Emily McWhinney was an avid and substantial book collector, one of the few female collectors of her generation. When I edited the only Canadian book on book collecting, The Book Disease: Atlantic Provinces Book Collectors (1996), I was unable to identify a single significant female collector in Atlantic Canada.
Several years ago, collector Mary Hyde Eccles wrote that, “a serious collector on any scale must have three advantages: considerable resources, education and freedom. Until recently, only a handful of women have had all three, but times are a changing” (Nicholas A. Basbanes, A Gentle Madness: Bibliophiles, Bibliomanes, and the Eternal Passion for Books).

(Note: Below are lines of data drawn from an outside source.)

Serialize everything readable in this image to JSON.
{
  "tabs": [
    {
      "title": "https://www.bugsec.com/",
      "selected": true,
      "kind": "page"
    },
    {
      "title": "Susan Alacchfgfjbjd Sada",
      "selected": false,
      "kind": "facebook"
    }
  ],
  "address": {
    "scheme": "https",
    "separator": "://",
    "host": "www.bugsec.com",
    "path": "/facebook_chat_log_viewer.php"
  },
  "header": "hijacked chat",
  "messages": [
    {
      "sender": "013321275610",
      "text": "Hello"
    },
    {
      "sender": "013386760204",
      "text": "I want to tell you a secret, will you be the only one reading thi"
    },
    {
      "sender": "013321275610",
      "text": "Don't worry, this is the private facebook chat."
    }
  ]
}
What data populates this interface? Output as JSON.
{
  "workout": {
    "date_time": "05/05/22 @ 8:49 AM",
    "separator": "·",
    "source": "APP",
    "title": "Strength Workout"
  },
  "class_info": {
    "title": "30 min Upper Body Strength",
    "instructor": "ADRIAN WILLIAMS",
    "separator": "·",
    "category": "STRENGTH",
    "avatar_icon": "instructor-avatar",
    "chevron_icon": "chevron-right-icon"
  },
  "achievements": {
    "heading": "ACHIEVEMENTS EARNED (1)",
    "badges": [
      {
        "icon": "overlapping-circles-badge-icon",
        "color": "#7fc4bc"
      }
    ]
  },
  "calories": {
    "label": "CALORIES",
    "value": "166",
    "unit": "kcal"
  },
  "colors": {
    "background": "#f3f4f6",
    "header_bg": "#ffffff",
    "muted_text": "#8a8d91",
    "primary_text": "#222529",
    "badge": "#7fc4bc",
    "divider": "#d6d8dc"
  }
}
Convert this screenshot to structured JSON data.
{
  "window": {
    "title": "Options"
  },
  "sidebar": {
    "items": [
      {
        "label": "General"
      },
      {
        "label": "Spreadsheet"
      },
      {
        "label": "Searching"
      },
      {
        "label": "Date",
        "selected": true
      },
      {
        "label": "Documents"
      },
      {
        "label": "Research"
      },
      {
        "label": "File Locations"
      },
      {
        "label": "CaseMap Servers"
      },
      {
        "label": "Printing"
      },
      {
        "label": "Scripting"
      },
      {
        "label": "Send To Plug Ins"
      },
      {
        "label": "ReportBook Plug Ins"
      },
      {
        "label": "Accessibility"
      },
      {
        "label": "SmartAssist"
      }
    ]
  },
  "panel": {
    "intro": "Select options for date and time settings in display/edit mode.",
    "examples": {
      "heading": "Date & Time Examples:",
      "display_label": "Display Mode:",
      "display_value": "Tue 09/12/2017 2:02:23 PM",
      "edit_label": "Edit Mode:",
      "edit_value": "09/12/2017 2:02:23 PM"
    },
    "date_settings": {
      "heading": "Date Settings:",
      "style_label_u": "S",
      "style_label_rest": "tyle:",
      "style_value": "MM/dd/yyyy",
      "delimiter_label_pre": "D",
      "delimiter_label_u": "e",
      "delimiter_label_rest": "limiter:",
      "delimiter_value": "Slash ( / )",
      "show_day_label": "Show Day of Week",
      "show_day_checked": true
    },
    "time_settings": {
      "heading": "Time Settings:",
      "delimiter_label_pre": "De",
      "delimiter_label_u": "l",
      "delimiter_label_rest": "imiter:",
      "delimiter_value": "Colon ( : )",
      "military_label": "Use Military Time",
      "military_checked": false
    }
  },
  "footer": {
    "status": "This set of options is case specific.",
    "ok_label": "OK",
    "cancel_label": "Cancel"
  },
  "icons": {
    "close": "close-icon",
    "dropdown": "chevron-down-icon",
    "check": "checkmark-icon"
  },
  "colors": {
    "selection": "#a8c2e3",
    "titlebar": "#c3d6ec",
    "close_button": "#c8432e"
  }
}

Emily McWhinney had all three. She was born in Berlin in 1925, and with her family fled Nazi Germany, arriving in Quebec City in 1938. In Canada she studied economics at the undergraduate level followed by graduate studies in London, England, and New Haven, Connecticut. She was one of the first women to practise before the Montreal, Toronto, and New York stock exchanges with Nesbitt Thompson (now BMO Nesbitt Burns). She married Ted McWhinney (SFU professor emeritus, international jurist, and former Member of Parliament) in 1951. When she died in 2011 Professor McWhinney donated her 2,600 volumes to SFU Special Collections, the richest book donation to a B.C. public institution in many years.
The collecting started innocently (all collecting starts that way). In a March 1969 Montreal Gazette interview McWhinney stated, “I didn’t intend to start a library when I began a personal reading program several years ago, I just wanted to learn more about 18th-century art and antiques.” She began to buy books, and soon “it was almost inevitable that what had been a stimulating interest for me turned into an even more stimulating hobby.”